Supposing the game has knowledge-type skills: When players are curious about something or encounter something they might know, first tell them whatever immediately springs to mind about the subject and then have them roll the knowledge skill. They can ask one question per level of success (or in case of D&D, maybe one question per 5 or 10 points in the result or exceeding the DC or whatever). Answer the question if possible, and if not, let them ask another one in place of it.

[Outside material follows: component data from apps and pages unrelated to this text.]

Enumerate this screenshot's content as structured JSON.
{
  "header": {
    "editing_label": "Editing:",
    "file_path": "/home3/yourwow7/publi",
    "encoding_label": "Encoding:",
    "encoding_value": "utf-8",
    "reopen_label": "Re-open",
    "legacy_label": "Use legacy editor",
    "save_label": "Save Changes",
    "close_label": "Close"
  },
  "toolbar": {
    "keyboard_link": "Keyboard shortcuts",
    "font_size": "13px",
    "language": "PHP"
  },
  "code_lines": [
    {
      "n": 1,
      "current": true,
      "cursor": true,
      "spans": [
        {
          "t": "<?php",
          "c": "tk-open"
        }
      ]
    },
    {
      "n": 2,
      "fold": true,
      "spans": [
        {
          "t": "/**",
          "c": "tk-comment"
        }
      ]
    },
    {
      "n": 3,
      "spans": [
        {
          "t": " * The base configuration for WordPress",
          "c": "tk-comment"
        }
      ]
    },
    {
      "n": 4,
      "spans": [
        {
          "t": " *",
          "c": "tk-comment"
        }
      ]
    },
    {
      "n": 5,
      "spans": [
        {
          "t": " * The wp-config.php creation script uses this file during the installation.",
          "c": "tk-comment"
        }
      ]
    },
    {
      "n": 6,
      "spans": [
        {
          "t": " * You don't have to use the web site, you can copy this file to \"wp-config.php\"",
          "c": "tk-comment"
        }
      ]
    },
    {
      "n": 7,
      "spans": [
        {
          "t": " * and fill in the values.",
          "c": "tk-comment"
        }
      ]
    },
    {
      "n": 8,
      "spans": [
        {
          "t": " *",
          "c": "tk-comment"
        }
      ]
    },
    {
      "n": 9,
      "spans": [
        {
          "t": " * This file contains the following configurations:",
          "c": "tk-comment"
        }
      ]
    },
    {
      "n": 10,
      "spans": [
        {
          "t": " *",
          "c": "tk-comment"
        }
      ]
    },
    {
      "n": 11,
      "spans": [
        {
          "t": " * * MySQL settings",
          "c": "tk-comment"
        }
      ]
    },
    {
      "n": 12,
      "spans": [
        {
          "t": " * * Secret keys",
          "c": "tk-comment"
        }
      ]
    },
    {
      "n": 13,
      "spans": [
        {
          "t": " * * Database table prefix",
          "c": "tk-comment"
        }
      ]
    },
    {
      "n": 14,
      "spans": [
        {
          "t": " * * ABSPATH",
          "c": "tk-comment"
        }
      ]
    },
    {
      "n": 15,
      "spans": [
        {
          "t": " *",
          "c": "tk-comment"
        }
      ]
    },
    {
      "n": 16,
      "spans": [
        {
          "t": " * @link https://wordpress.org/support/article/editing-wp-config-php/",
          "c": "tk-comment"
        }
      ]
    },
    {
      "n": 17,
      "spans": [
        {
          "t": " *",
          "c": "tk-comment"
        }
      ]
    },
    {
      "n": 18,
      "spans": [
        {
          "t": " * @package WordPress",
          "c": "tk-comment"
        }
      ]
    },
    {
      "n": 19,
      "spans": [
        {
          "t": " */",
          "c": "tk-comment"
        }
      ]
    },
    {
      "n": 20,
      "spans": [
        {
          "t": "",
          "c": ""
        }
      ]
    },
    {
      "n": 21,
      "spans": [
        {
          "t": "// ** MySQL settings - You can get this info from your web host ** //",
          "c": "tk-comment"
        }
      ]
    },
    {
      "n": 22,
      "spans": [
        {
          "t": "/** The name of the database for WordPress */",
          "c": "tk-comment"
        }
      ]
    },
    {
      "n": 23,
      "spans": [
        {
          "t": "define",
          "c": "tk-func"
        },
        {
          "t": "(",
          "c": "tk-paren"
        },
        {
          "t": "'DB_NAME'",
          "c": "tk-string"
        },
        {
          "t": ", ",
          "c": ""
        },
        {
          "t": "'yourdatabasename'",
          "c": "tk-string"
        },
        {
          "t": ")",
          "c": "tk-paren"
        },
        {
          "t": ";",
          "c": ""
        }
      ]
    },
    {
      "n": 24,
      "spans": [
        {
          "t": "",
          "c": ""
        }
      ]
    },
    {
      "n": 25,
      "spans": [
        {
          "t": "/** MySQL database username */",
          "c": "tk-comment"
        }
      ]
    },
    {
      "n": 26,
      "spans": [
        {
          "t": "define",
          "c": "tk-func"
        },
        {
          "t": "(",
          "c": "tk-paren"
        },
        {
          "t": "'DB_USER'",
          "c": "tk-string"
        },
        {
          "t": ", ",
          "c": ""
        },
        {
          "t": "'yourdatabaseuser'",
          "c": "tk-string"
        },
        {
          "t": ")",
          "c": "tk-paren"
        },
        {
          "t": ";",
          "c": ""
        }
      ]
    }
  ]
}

This relies on setting a price to the knowledge, which makes it feel more valuable. (Compare: People are more likely to play a game they have bought or extensively searched for than one they happened to encounter for free on the internet.) Also, the players get to ask whatever they don't yet know and what they feel is important. Also, if they roll well and get many questions, then they are likely to want to use them all, which lets you communicate even more setting info.
For example: "What is Mournland?"
A: "It's this magical wasteland in Khorhaive where bodies don't rot."
Then the players get to ask questions, like maybe they wanted to know how far away it is, is there treasure there, does anyone live there or why would anyone go there.
Another example: Do goblins have a written language?
A: Well, off-hand you do know the goblins have a sovereign state (and whatever their reputation in Eberron happens to be).
Possible questions: So, do they have a written language? How many are literate? Do they all share a common language? Is it specific to goblins or do humans speak and write the same one?
With reasonable level D&D 3, I'd go with one question if the check is at least 5, 2 if the result is 10, 3 if it is 15, and so on. 3 questions is probably what you want skilled characters to often achieve, so adjust the numbers as necessary.